Segment Open
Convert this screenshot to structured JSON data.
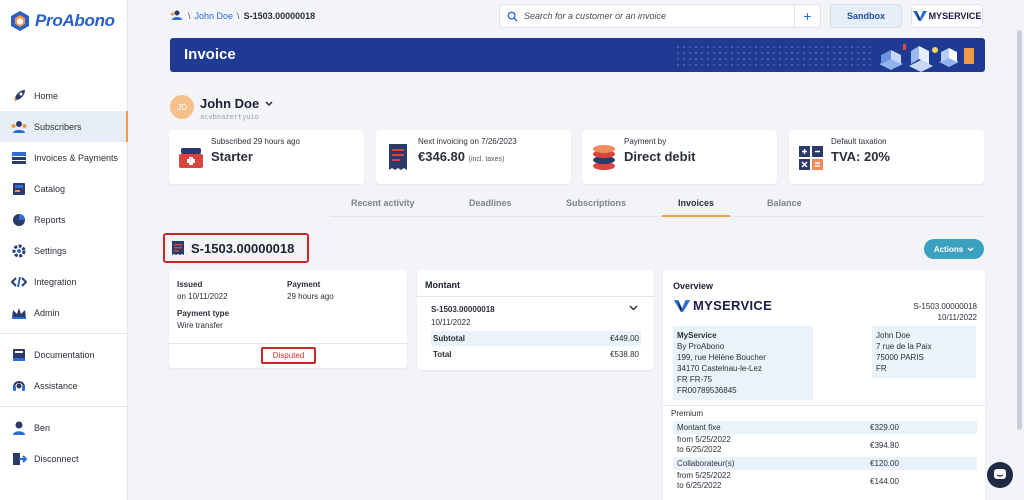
{
  "app": {
    "name": "ProAbono",
    "brand_color": "#2a5fc7",
    "accent_color": "#f2994a"
  },
  "sidebar": {
    "items": [
      {
        "label": "Home",
        "icon": "rocket-icon"
      },
      {
        "label": "Subscribers",
        "icon": "subscribers-icon",
        "active": true
      },
      {
        "label": "Invoices & Payments",
        "icon": "invoices-icon"
      },
      {
        "label": "Catalog",
        "icon": "catalog-icon"
      },
      {
        "label": "Reports",
        "icon": "pie-chart-icon"
      },
      {
        "label": "Settings",
        "icon": "gear-icon"
      },
      {
        "label": "Integration",
        "icon": "code-icon"
      },
      {
        "label": "Admin",
        "icon": "crown-icon"
      }
    ],
    "help_items": [
      {
        "label": "Documentation",
        "icon": "book-icon"
      },
      {
        "label": "Assistance",
        "icon": "headset-icon"
      }
    ],
    "user_items": [
      {
        "label": "Ben",
        "icon": "user-icon"
      },
      {
        "label": "Disconnect",
        "icon": "logout-icon"
      }
    ]
  },
  "header": {
    "breadcrumb": {
      "customer": "John Doe",
      "invoice": "S-1503.00000018"
    },
    "search_placeholder": "Search for a customer or an invoice",
    "sandbox_label": "Sandbox",
    "business_name": "MYSERVICE"
  },
  "banner": {
    "title": "Invoice",
    "color": "#1e3a92"
  },
  "customer": {
    "initials": "JD",
    "name": "John Doe",
    "id": "acvbnazertyuio"
  },
  "stats": [
    {
      "label": "Subscribed 29 hours ago",
      "value": "Starter",
      "icon": "starter-icon"
    },
    {
      "label": "Next invoicing on 7/26/2023",
      "value": "€346.80",
      "suffix": "(incl. taxes)",
      "icon": "receipt-icon"
    },
    {
      "label": "Payment by",
      "value": "Direct debit",
      "icon": "coins-icon"
    },
    {
      "label": "Default taxation",
      "value": "TVA: 20%",
      "icon": "calculator-icon"
    }
  ],
  "tabs": [
    {
      "label": "Recent activity"
    },
    {
      "label": "Deadlines"
    },
    {
      "label": "Subscriptions"
    },
    {
      "label": "Invoices",
      "active": true
    },
    {
      "label": "Balance"
    }
  ],
  "invoice": {
    "number": "S-1503.00000018",
    "actions_label": "Actions",
    "issued_label": "Issued",
    "issued_value": "on 10/11/2022",
    "payment_label": "Payment",
    "payment_value": "29 hours ago",
    "payment_type_label": "Payment type",
    "payment_type_value": "Wire transfer",
    "status": "Disputed",
    "status_color": "#d32f2f"
  },
  "montant": {
    "title": "Montant",
    "invoice_id": "S-1503.00000018",
    "date": "10/11/2022",
    "subtotal_label": "Subtotal",
    "subtotal_value": "€449.00",
    "total_label": "Total",
    "total_value": "€538.80"
  },
  "overview": {
    "title": "Overview",
    "brand": "MYSERVICE",
    "invoice_id": "S-1503.00000018",
    "date": "10/11/2022",
    "seller": {
      "name": "MyService",
      "line1": "By ProAbono",
      "line2": "199, rue Hélène Boucher",
      "line3": "34170   Castelnau-le-Lez",
      "line4": "FR   FR-75",
      "line5": "FR00789536845"
    },
    "buyer": {
      "name": "John Doe",
      "line1": "7 rue de la Paix",
      "line2": "75000   PARIS",
      "line3": "FR"
    },
    "section": "Premium",
    "rows": [
      {
        "label": "Montant fixe",
        "value": "€329.00"
      },
      {
        "label": "from 5/25/2022",
        "label2": "to 6/25/2022",
        "value": "€394.80"
      },
      {
        "label": "Collaborateur(s)",
        "value": "€120.00"
      },
      {
        "label": "from 5/25/2022",
        "label2": "to 6/25/2022",
        "value": "€144.00"
      }
    ]
  }
}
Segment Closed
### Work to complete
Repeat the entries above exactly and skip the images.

### Finished task
Convert this screenshot to structured JSON data.
{
  "app": {
    "name": "ProAbono",
    "brand_color": "#2a5fc7",
    "accent_color": "#f2994a"
  },
  "sidebar": {
    "items": [
      {
        "label": "Home",
        "icon": "rocket-icon"
      },
      {
        "label": "Subscribers",
        "icon": "subscribers-icon",
        "active": true
      },
      {
        "label": "Invoices & Payments",
        "icon": "invoices-icon"
      },
      {
        "label": "Catalog",
        "icon": "catalog-icon"
      },
      {
        "label": "Reports",
        "icon": "pie-chart-icon"
      },
      {
        "label": "Settings",
        "icon": "gear-icon"
      },
      {
        "label": "Integration",
        "icon": "code-icon"
      },
      {
        "label": "Admin",
        "icon": "crown-icon"
      }
    ],
    "help_items": [
      {
        "label": "Documentation",
        "icon": "book-icon"
      },
      {
        "label": "Assistance",
        "icon": "headset-icon"
      }
    ],
    "user_items": [
      {
        "label": "Ben",
        "icon": "user-icon"
      },
      {
        "label": "Disconnect",
        "icon": "logout-icon"
      }
    ]
  },
  "header": {
    "breadcrumb": {
      "customer": "John Doe",
      "invoice": "S-1503.00000018"
    },
    "search_placeholder": "Search for a customer or an invoice",
    "sandbox_label": "Sandbox",
    "business_name": "MYSERVICE"
  },
  "banner": {
    "title": "Invoice",
    "color": "#1e3a92"
  },
  "customer": {
    "initials": "JD",
    "name": "John Doe",
    "id": "acvbnazertyuio"
  },
  "stats": [
    {
      "label": "Subscribed 29 hours ago",
      "value": "Starter",
      "icon": "starter-icon"
    },
    {
      "label": "Next invoicing on 7/26/2023",
      "value": "€346.80",
      "suffix": "(incl. taxes)",
      "icon": "receipt-icon"
    },
    {
      "label": "Payment by",
      "value": "Direct debit",
      "icon": "coins-icon"
    },
    {
      "label": "Default taxation",
      "value": "TVA: 20%",
      "icon": "calculator-icon"
    }
  ],
  "tabs": [
    {
      "label": "Recent activity"
    },
    {
      "label": "Deadlines"
    },
    {
      "label": "Subscriptions"
    },
    {
      "label": "Invoices",
      "active": true
    },
    {
      "label": "Balance"
    }
  ],
  "invoice": {
    "number": "S-1503.00000018",
    "actions_label": "Actions",
    "issued_label": "Issued",
    "issued_value": "on 10/11/2022",
    "payment_label": "Payment",
    "payment_value": "29 hours ago",
    "payment_type_label": "Payment type",
    "payment_type_value": "Wire transfer",
    "status": "Disputed",
    "status_color": "#d32f2f"
  },
  "montant": {
    "title": "Montant",
    "invoice_id": "S-1503.00000018",
    "date": "10/11/2022",
    "subtotal_label": "Subtotal",
    "subtotal_value": "€449.00",
    "total_label": "Total",
    "total_value": "€538.80"
  },
  "overview": {
    "title": "Overview",
    "brand": "MYSERVICE",
    "invoice_id": "S-1503.00000018",
    "date": "10/11/2022",
    "seller": {
      "name": "MyService",
      "line1": "By ProAbono",
      "line2": "199, rue Hélène Boucher",
      "line3": "34170   Castelnau-le-Lez",
      "line4": "FR   FR-75",
      "line5": "FR00789536845"
    },
    "buyer": {
      "name": "John Doe",
      "line1": "7 rue de la Paix",
      "line2": "75000   PARIS",
      "line3": "FR"
    },
    "section": "Premium",
    "rows": [
      {
        "label": "Montant fixe",
        "value": "€329.00"
      },
      {
        "label": "from 5/25/2022",
        "label2": "to 6/25/2022",
        "value": "€394.80"
      },
      {
        "label": "Collaborateur(s)",
        "value": "€120.00"
      },
      {
        "label": "from 5/25/2022",
        "label2": "to 6/25/2022",
        "value": "€144.00"
      }
    ]
  }
}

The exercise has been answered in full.